Kids have fewer occasions where they can develop care and concern skills and behaviours. Social programs organized by adults have emerged to provide these skills, yet the programs are typically “deficiency” oriented. Rather than trying to bring out the “dormant wisdom,” which helps young people reconnect with their inherent needs for fairness, belonging, friendship, and fun, social skill oriented programs assume that kids are uneducated or ignorant and in need of adult-driven instruction.

Peer group interaction, a naturally occurring and powerful phenomenon, has been organized by adults through the use of peer helpers. Paradoxically, some of these organized programs may reduce the natural support peers provide. I worry that the introduction of the counselling skill and theory approaches as a basis for peer helping may lead peer helpers to learn accepted techniques, rather than build on their inherent wisdom and desire to help others.

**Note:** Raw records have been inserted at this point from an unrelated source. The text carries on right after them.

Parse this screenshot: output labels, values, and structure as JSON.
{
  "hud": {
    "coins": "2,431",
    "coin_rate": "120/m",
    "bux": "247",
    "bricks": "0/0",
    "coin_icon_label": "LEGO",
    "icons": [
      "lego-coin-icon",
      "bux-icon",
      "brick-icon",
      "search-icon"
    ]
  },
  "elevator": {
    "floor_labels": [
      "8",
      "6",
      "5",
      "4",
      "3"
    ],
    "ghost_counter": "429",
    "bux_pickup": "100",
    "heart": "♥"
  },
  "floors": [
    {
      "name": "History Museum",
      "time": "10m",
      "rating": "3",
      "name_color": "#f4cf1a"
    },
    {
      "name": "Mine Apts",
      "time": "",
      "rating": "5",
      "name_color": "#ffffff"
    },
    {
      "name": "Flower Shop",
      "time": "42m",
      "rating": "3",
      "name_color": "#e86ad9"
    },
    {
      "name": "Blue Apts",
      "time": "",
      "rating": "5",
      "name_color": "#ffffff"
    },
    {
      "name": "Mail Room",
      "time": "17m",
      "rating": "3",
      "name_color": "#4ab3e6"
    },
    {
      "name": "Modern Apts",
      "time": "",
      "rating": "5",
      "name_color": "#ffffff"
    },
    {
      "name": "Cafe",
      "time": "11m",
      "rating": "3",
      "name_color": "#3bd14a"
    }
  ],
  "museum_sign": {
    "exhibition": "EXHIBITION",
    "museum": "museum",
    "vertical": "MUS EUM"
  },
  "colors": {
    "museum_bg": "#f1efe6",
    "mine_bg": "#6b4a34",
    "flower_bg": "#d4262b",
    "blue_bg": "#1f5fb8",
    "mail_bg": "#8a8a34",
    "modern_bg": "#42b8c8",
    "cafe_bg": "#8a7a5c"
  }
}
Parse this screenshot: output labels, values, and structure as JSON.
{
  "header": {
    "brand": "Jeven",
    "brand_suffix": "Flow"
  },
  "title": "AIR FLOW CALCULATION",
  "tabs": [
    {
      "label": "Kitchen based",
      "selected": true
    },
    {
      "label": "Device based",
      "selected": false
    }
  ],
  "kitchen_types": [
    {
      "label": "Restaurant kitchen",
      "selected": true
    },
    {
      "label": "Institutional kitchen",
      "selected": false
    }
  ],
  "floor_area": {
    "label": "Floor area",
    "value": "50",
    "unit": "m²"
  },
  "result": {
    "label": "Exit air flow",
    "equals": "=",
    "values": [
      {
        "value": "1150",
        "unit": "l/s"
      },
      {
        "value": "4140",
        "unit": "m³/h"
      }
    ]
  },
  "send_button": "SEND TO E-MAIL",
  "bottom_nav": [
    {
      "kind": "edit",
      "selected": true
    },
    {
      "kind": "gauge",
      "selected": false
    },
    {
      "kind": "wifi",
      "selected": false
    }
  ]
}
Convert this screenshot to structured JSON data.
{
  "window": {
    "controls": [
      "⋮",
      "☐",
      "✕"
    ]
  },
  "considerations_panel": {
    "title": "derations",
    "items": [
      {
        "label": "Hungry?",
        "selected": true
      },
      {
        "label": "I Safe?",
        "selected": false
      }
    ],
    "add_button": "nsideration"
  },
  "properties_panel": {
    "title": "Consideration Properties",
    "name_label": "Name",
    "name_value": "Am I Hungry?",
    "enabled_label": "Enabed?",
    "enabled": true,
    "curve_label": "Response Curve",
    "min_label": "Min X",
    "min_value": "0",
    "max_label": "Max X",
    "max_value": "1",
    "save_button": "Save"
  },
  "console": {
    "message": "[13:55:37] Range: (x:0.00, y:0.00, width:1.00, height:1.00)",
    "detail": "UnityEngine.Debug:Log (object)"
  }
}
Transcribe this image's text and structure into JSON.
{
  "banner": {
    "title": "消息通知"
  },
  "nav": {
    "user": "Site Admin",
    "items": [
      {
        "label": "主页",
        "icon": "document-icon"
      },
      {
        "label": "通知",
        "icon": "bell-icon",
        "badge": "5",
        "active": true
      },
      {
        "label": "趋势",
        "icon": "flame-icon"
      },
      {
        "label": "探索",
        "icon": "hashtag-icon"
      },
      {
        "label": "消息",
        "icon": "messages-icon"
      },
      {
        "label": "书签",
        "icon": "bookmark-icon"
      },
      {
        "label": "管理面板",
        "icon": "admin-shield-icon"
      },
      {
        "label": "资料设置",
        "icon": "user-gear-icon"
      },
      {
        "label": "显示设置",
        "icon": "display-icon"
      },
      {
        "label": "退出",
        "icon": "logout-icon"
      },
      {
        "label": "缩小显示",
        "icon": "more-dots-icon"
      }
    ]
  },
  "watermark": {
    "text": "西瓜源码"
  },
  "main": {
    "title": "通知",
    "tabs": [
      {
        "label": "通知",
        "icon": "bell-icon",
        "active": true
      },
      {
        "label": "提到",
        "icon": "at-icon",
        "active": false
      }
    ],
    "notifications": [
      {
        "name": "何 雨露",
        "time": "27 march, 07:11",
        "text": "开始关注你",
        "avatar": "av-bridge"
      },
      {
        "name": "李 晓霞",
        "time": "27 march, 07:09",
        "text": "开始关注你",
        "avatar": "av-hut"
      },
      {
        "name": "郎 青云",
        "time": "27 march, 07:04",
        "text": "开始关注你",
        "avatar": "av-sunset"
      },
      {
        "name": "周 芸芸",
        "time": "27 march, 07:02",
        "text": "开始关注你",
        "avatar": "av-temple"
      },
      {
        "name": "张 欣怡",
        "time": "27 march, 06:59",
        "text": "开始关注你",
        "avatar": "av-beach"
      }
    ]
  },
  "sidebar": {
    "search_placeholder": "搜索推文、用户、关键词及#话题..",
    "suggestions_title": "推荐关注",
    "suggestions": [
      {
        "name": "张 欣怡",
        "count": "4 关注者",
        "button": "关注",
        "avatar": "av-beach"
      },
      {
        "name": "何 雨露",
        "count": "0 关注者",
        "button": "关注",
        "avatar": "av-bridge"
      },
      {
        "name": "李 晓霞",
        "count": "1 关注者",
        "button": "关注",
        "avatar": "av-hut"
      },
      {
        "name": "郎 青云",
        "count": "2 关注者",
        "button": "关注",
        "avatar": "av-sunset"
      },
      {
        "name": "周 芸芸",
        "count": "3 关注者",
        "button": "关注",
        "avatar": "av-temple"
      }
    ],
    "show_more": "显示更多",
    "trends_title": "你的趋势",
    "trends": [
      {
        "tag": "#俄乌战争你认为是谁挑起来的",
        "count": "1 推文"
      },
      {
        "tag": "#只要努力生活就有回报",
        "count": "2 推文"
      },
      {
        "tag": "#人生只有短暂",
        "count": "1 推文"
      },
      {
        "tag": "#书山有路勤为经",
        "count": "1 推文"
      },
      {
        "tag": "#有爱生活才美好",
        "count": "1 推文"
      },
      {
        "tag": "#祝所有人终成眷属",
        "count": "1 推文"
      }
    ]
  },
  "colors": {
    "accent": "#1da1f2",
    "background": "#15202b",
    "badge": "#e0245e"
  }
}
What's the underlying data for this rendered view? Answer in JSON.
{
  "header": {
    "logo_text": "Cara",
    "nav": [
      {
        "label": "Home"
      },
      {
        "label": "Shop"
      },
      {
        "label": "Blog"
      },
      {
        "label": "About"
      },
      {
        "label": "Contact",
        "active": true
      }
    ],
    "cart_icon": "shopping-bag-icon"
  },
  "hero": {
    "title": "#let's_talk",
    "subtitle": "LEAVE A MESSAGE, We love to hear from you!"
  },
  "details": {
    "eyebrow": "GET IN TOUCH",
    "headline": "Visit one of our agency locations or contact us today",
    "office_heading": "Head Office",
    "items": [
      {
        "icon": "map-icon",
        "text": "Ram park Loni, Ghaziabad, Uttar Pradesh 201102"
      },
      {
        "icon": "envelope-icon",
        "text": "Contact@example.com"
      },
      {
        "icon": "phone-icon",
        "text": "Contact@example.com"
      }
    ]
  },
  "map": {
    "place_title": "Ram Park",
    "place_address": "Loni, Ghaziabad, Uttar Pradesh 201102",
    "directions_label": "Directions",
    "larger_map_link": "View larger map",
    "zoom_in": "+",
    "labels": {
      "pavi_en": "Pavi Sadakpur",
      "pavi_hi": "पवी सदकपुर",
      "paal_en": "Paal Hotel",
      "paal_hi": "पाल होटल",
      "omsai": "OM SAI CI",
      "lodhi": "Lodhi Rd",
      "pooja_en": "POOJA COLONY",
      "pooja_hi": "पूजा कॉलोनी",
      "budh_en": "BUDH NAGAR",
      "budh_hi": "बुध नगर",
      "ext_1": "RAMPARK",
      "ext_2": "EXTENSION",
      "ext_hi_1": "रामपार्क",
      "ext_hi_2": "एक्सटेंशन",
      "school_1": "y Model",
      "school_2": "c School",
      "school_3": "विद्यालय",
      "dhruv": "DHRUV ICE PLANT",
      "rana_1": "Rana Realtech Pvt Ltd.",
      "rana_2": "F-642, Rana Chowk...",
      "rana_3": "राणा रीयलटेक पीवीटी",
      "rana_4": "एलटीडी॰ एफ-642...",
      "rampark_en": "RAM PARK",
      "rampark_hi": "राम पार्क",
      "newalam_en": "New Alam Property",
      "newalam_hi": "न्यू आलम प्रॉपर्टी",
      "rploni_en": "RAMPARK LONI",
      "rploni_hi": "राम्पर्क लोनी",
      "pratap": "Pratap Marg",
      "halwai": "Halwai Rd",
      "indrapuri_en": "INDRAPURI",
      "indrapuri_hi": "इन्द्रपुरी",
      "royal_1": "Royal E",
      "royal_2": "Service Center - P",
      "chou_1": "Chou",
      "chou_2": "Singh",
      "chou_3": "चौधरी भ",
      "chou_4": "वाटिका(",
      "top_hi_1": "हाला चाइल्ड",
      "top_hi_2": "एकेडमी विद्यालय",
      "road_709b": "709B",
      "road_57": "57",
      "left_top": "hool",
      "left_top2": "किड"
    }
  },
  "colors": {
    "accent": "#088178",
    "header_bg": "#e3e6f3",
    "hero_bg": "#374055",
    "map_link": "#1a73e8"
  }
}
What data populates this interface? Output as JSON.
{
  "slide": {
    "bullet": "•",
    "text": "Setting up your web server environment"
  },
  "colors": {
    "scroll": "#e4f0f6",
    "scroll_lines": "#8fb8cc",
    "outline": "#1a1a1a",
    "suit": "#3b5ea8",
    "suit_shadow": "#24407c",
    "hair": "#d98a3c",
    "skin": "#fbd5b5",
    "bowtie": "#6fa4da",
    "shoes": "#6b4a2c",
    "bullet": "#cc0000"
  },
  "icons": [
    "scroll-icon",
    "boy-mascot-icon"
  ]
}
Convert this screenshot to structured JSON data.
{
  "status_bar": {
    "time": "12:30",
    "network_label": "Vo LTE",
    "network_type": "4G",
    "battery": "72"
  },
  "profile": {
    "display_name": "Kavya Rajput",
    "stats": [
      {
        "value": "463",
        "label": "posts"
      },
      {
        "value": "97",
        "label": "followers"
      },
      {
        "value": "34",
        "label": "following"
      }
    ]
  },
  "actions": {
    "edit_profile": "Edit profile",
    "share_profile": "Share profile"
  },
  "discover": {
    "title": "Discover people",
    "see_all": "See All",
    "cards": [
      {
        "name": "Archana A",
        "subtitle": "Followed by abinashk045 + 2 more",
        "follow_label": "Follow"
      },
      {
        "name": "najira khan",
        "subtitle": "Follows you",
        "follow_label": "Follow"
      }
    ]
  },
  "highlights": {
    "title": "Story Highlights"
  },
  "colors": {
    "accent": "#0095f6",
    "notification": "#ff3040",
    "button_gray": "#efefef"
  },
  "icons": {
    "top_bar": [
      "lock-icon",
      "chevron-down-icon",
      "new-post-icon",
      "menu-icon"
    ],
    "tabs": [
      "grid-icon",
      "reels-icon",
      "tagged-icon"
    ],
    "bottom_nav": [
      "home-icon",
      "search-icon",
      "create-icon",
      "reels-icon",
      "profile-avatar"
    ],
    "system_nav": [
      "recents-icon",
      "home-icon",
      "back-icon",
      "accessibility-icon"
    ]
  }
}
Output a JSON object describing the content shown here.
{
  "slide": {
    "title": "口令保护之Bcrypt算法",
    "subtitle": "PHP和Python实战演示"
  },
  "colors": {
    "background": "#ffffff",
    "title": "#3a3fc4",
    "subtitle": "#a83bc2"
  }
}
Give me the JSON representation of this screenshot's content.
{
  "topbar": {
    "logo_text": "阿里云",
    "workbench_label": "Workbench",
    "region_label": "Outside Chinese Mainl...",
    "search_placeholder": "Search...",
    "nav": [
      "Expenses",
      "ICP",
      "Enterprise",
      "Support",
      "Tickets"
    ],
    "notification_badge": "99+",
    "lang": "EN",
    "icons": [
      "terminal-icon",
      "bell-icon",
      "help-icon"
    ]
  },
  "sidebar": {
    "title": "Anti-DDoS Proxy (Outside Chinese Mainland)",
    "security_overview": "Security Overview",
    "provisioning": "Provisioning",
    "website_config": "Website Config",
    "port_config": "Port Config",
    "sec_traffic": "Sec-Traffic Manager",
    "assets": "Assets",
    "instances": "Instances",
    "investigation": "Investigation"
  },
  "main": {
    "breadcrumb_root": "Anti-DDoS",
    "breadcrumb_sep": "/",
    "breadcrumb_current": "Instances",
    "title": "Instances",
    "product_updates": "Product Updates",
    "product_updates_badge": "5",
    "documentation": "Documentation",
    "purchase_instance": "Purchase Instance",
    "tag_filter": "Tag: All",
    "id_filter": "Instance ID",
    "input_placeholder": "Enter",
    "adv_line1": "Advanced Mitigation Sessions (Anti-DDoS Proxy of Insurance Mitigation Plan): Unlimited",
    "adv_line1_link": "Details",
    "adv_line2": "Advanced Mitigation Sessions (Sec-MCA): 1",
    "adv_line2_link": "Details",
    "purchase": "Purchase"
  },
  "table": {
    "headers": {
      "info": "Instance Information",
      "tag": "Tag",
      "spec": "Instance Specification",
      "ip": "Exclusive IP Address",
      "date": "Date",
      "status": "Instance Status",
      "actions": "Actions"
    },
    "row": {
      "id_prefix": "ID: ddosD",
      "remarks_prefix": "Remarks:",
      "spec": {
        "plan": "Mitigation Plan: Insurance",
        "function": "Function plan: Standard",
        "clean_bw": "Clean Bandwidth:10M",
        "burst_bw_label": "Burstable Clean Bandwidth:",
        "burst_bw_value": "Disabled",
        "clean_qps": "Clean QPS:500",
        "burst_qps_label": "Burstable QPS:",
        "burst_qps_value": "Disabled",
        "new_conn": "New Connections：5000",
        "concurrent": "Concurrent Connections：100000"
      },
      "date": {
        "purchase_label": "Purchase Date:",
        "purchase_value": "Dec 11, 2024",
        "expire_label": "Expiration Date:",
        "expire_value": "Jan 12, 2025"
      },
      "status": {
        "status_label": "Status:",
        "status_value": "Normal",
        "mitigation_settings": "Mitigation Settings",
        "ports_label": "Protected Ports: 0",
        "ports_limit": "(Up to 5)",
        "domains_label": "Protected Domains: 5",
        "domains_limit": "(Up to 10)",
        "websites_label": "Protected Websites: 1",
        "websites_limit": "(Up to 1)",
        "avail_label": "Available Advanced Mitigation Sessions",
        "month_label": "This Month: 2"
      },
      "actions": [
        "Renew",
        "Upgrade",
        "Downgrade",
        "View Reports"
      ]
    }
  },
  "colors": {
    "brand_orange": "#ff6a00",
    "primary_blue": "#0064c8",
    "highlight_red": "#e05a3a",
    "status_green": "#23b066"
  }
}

I worry that the increased acceptance of peer helping by professional helpers will be accompanied by a more rigid peer training curriculum dictated by professional interests. I worry that the success of peer helping in its present form may decrease the involvement of future volunteer peer helpers in making a variety of peer program decisions.

I know that my worries have been reduced by the many exceptional peer program leaders I have met over the years and by my own observations of a multitude of exemplary peer programs. Yet as peer mentor programs expand to community organizations, the workplace, and other age groups, variations are bound to occur which lose the connection with the foundations of peer work. Nobody told us to do this, it’s just the natural thing to do.

And, if you were wondering, a Little League team from White Rock, British Columbia became Team Canada. They represented Canada in the International side of the Little League World Series. As of this writing, they have a good chance to play an American team in the World Series championship game.

Shaping the Future: 150+ Canadian Mentoring Relationships

I’ve created a new e-book on Mentors and Mentoring in Canada. The book coincides with the celebration Canada’s 150th Anniversary. It includes more than 150 examples of mentoring relationships from all walks of life in Canada including sports, history, leadership, the arts, politics, entertainment, music, and business. I’ve also included ideas about the key principles associated with mentoring; how mentoring and coaching are the same and different; illustrations of mentoring relationships from my own life and what I learned from them; and examples of mentoring relationships experienced by well-known and lesser-known Canadians. To make it easier to find particular people and who mentored whom, I’ve included a name index. The e-book can be downloaded at no cost from http://goo.gl/IsJvWr 

   Feedback is welcomed and testimonials will be treasured.

DCC-8GBXUAAHbOg